[Entries taken from a collection]
Segment Open

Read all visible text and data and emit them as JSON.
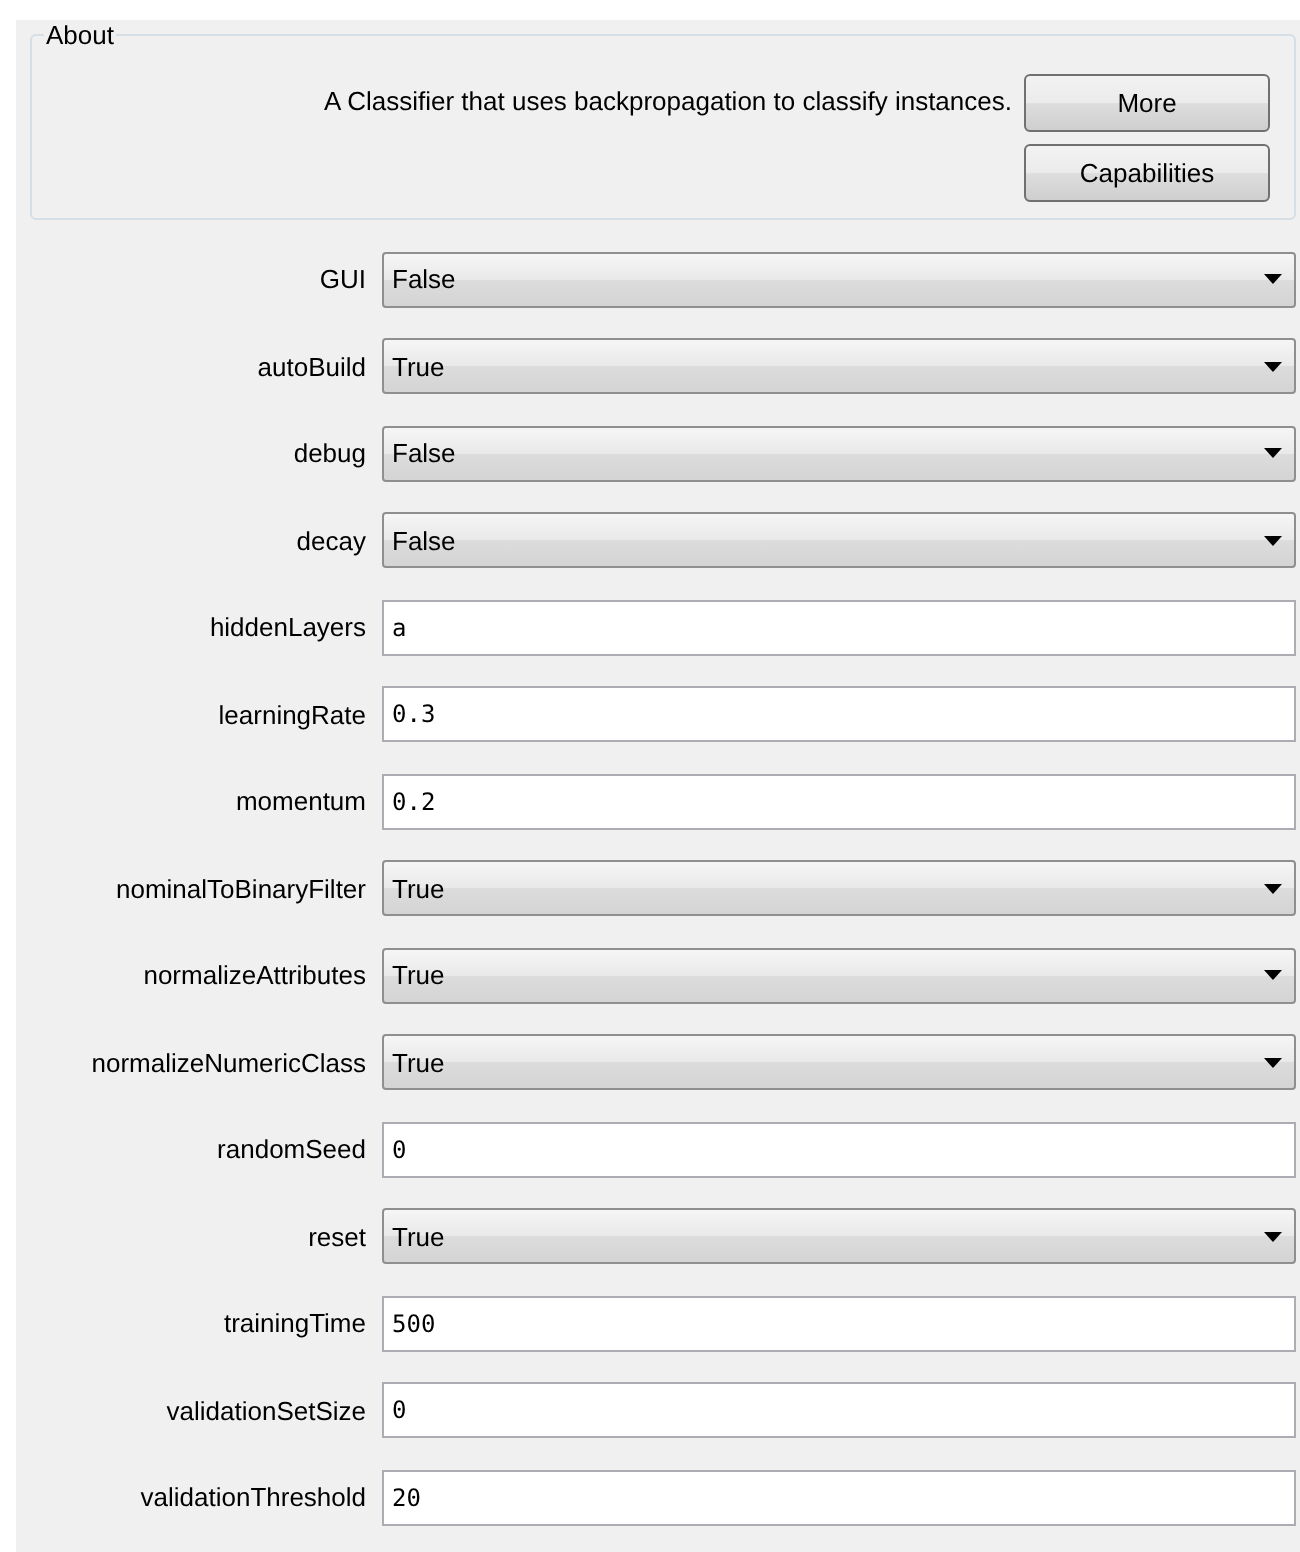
{
  "about": {
    "title": "About",
    "description": "A Classifier that uses backpropagation to classify instances.",
    "buttons": [
      "More",
      "Capabilities"
    ]
  },
  "properties": [
    {
      "label": "GUI",
      "kind": "choice",
      "value": "False"
    },
    {
      "label": "autoBuild",
      "kind": "choice",
      "value": "True"
    },
    {
      "label": "debug",
      "kind": "choice",
      "value": "False"
    },
    {
      "label": "decay",
      "kind": "choice",
      "value": "False"
    },
    {
      "label": "hiddenLayers",
      "kind": "text",
      "value": "a"
    },
    {
      "label": "learningRate",
      "kind": "text",
      "value": "0.3"
    },
    {
      "label": "momentum",
      "kind": "text",
      "value": "0.2"
    },
    {
      "label": "nominalToBinaryFilter",
      "kind": "choice",
      "value": "True"
    },
    {
      "label": "normalizeAttributes",
      "kind": "choice",
      "value": "True"
    },
    {
      "label": "normalizeNumericClass",
      "kind": "choice",
      "value": "True"
    },
    {
      "label": "randomSeed",
      "kind": "text",
      "value": "0"
    },
    {
      "label": "reset",
      "kind": "choice",
      "value": "True"
    },
    {
      "label": "trainingTime",
      "kind": "text",
      "value": "500"
    },
    {
      "label": "validationSetSize",
      "kind": "text",
      "value": "0"
    },
    {
      "label": "validationThreshold",
      "kind": "text",
      "value": "20"
    }
  ]
}
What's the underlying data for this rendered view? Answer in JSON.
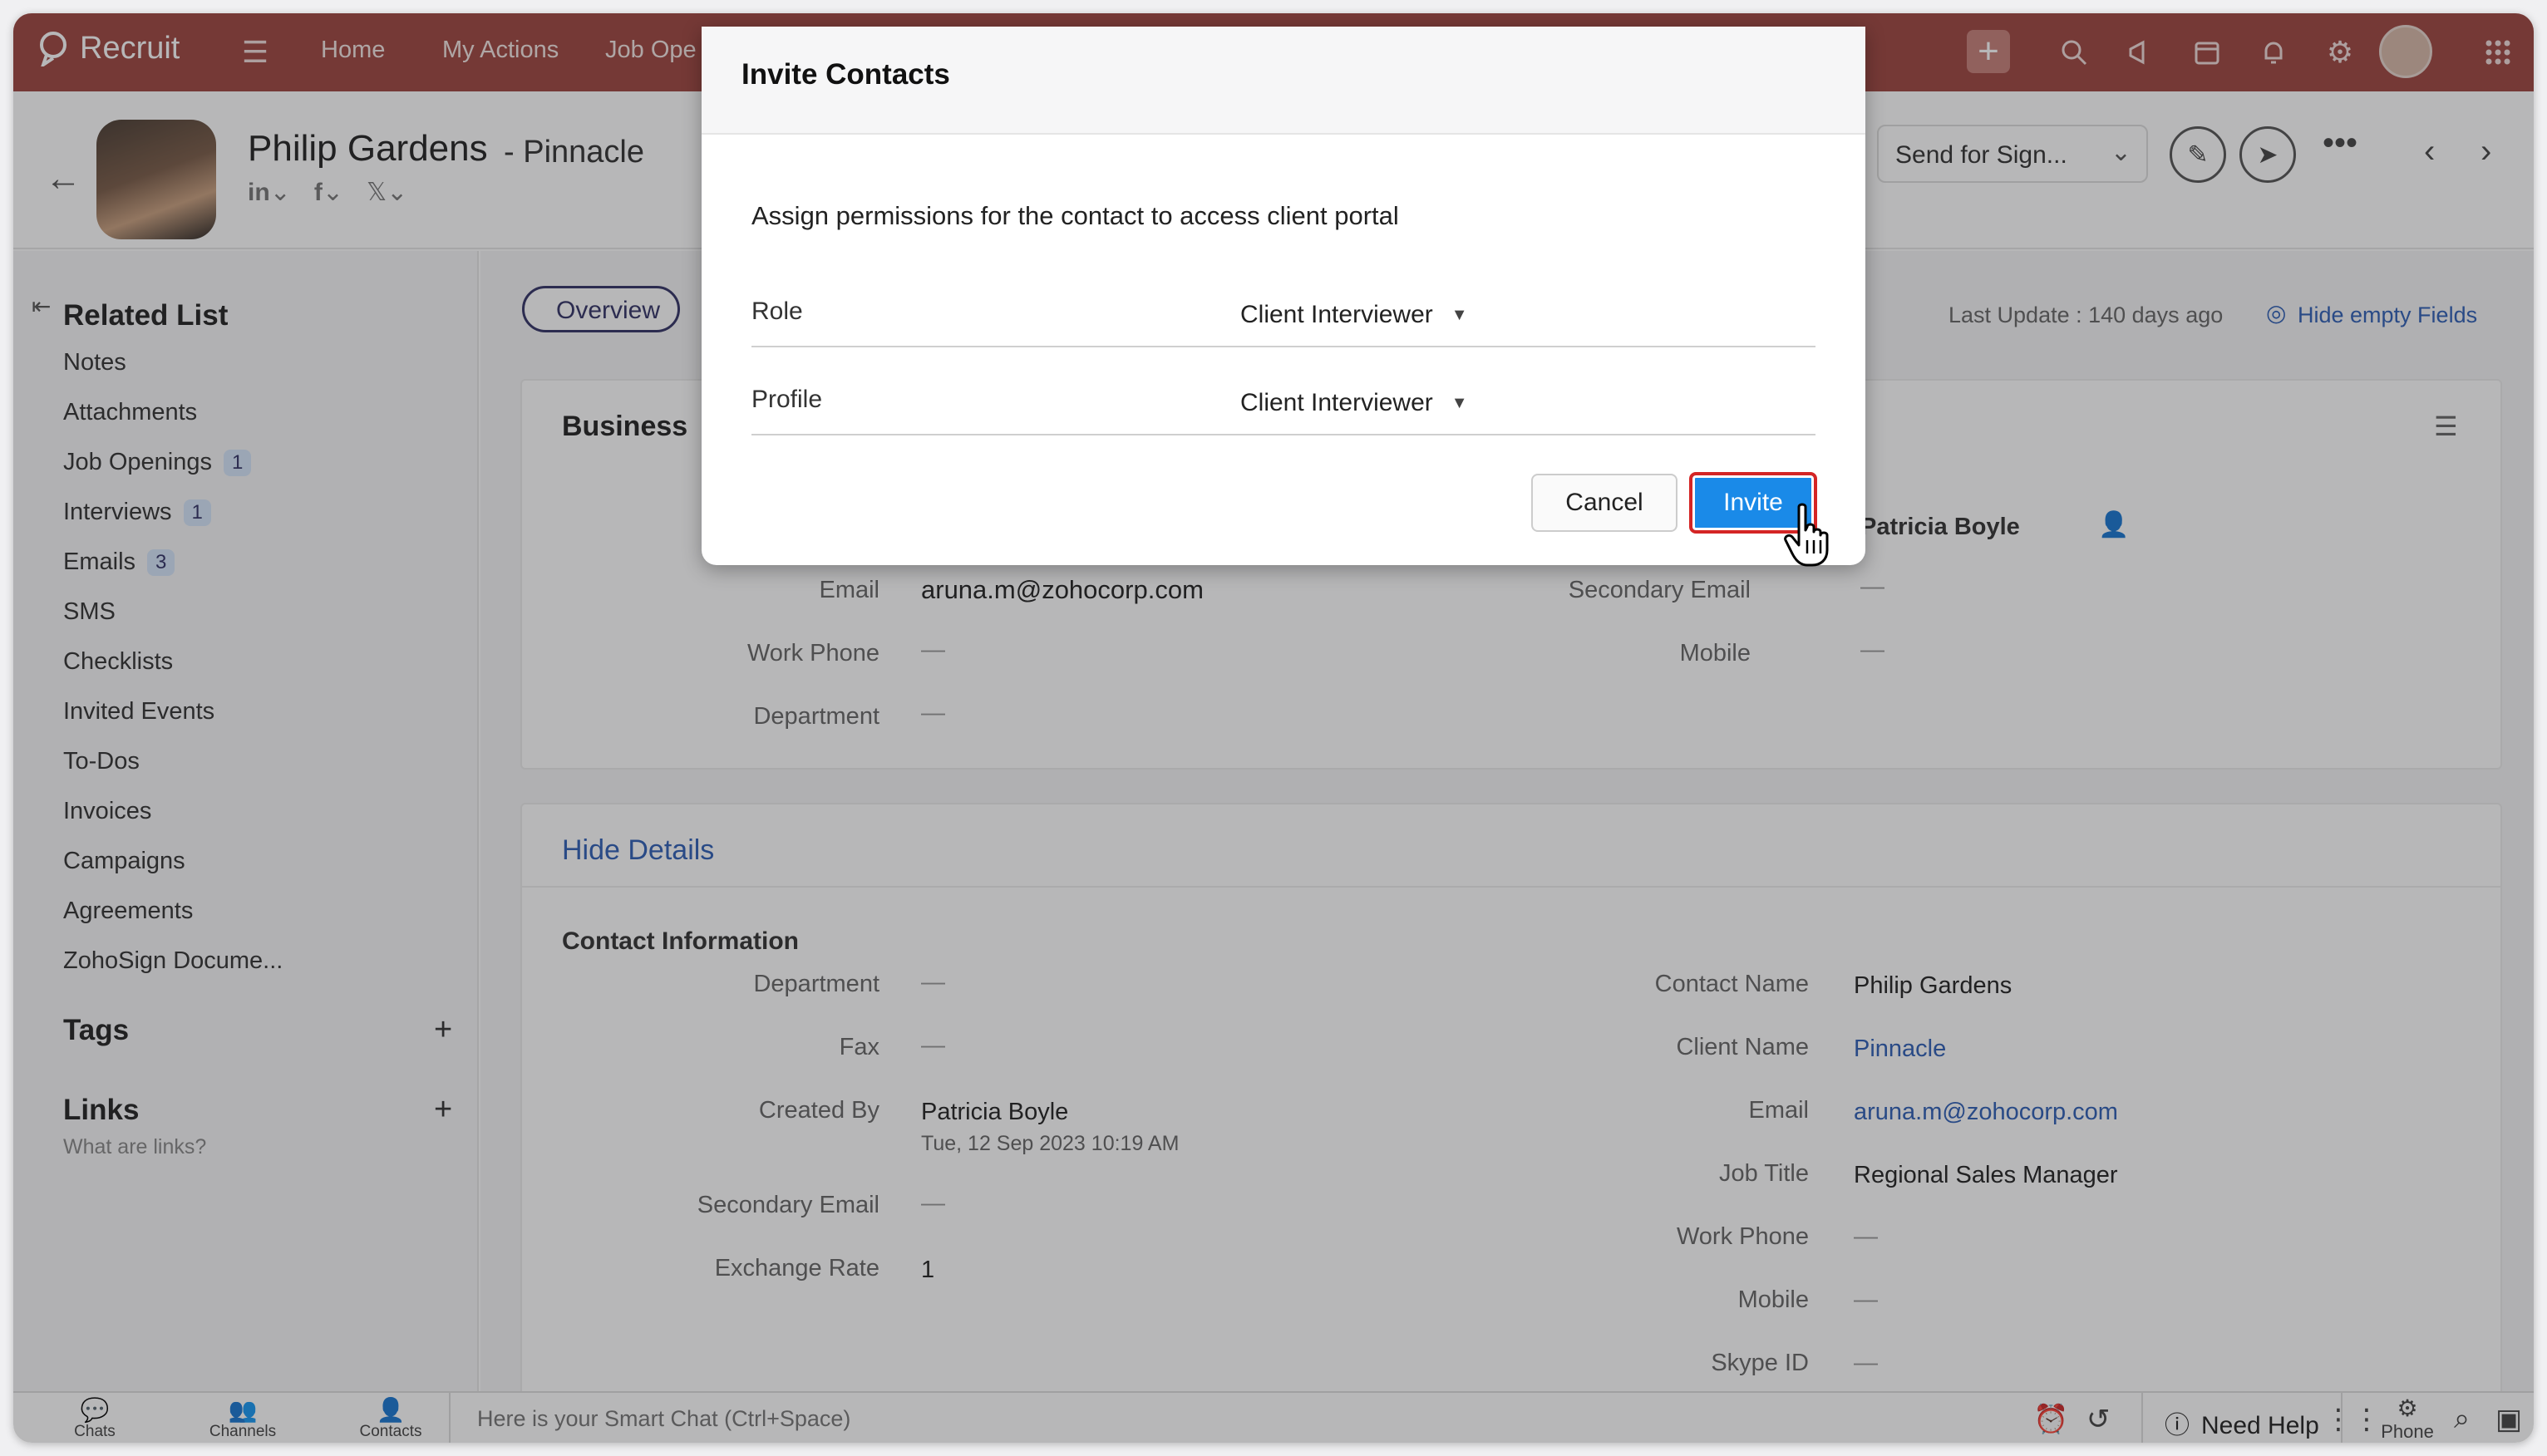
{
  "topbar": {
    "app_name": "Recruit",
    "nav": [
      "Home",
      "My Actions",
      "Job Ope"
    ]
  },
  "header": {
    "contact_name": "Philip Gardens",
    "client_name": "Pinnacle",
    "social": [
      "in",
      "f",
      "𝕏"
    ],
    "send_for_sign": "Send for Sign..."
  },
  "sidebar": {
    "related_title": "Related List",
    "items": [
      {
        "label": "Notes",
        "badge": ""
      },
      {
        "label": "Attachments",
        "badge": ""
      },
      {
        "label": "Job Openings",
        "badge": "1"
      },
      {
        "label": "Interviews",
        "badge": "1"
      },
      {
        "label": "Emails",
        "badge": "3"
      },
      {
        "label": "SMS",
        "badge": ""
      },
      {
        "label": "Checklists",
        "badge": ""
      },
      {
        "label": "Invited Events",
        "badge": ""
      },
      {
        "label": "To-Dos",
        "badge": ""
      },
      {
        "label": "Invoices",
        "badge": ""
      },
      {
        "label": "Campaigns",
        "badge": ""
      },
      {
        "label": "Agreements",
        "badge": ""
      },
      {
        "label": "ZohoSign Docume...",
        "badge": ""
      }
    ],
    "tags_title": "Tags",
    "links_title": "Links",
    "links_hint": "What are links?"
  },
  "main": {
    "tab_overview": "Overview",
    "last_update": "Last Update : 140 days ago",
    "hide_empty": "Hide empty Fields",
    "business_card": {
      "title": "Business",
      "owner_value": "Patricia Boyle",
      "email_label": "Email",
      "email_value": "aruna.m@zohocorp.com",
      "work_phone_label": "Work Phone",
      "department_label": "Department",
      "secondary_email_label": "Secondary Email",
      "mobile_label": "Mobile",
      "dash": "—"
    },
    "details_card": {
      "hide_details": "Hide Details",
      "section_title": "Contact Information",
      "left": [
        {
          "label": "Department",
          "value": "—"
        },
        {
          "label": "Fax",
          "value": "—"
        },
        {
          "label": "Created By",
          "value": "Patricia Boyle",
          "sub": "Tue, 12 Sep 2023 10:19 AM"
        },
        {
          "label": "Secondary Email",
          "value": "—"
        },
        {
          "label": "Exchange Rate",
          "value": "1"
        }
      ],
      "right": [
        {
          "label": "Contact Name",
          "value": "Philip Gardens"
        },
        {
          "label": "Client Name",
          "value": "Pinnacle"
        },
        {
          "label": "Email",
          "value": "aruna.m@zohocorp.com"
        },
        {
          "label": "Job Title",
          "value": "Regional Sales Manager"
        },
        {
          "label": "Work Phone",
          "value": "—"
        },
        {
          "label": "Mobile",
          "value": "—"
        },
        {
          "label": "Skype ID",
          "value": "—"
        }
      ]
    }
  },
  "bottombar": {
    "tabs": [
      "Chats",
      "Channels",
      "Contacts"
    ],
    "chat_placeholder": "Here is your Smart Chat (Ctrl+Space)",
    "need_help": "Need Help",
    "phone": "Phone"
  },
  "dialog": {
    "title": "Invite Contacts",
    "description": "Assign permissions for the contact to access client portal",
    "role_label": "Role",
    "role_value": "Client Interviewer",
    "profile_label": "Profile",
    "profile_value": "Client Interviewer",
    "cancel": "Cancel",
    "invite": "Invite"
  },
  "colors": {
    "topbar": "#9e4640",
    "invite_button": "#1a8ae8",
    "highlight_border": "#d42525",
    "link": "#2f5fb5"
  }
}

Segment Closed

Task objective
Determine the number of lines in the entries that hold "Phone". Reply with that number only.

Task output
3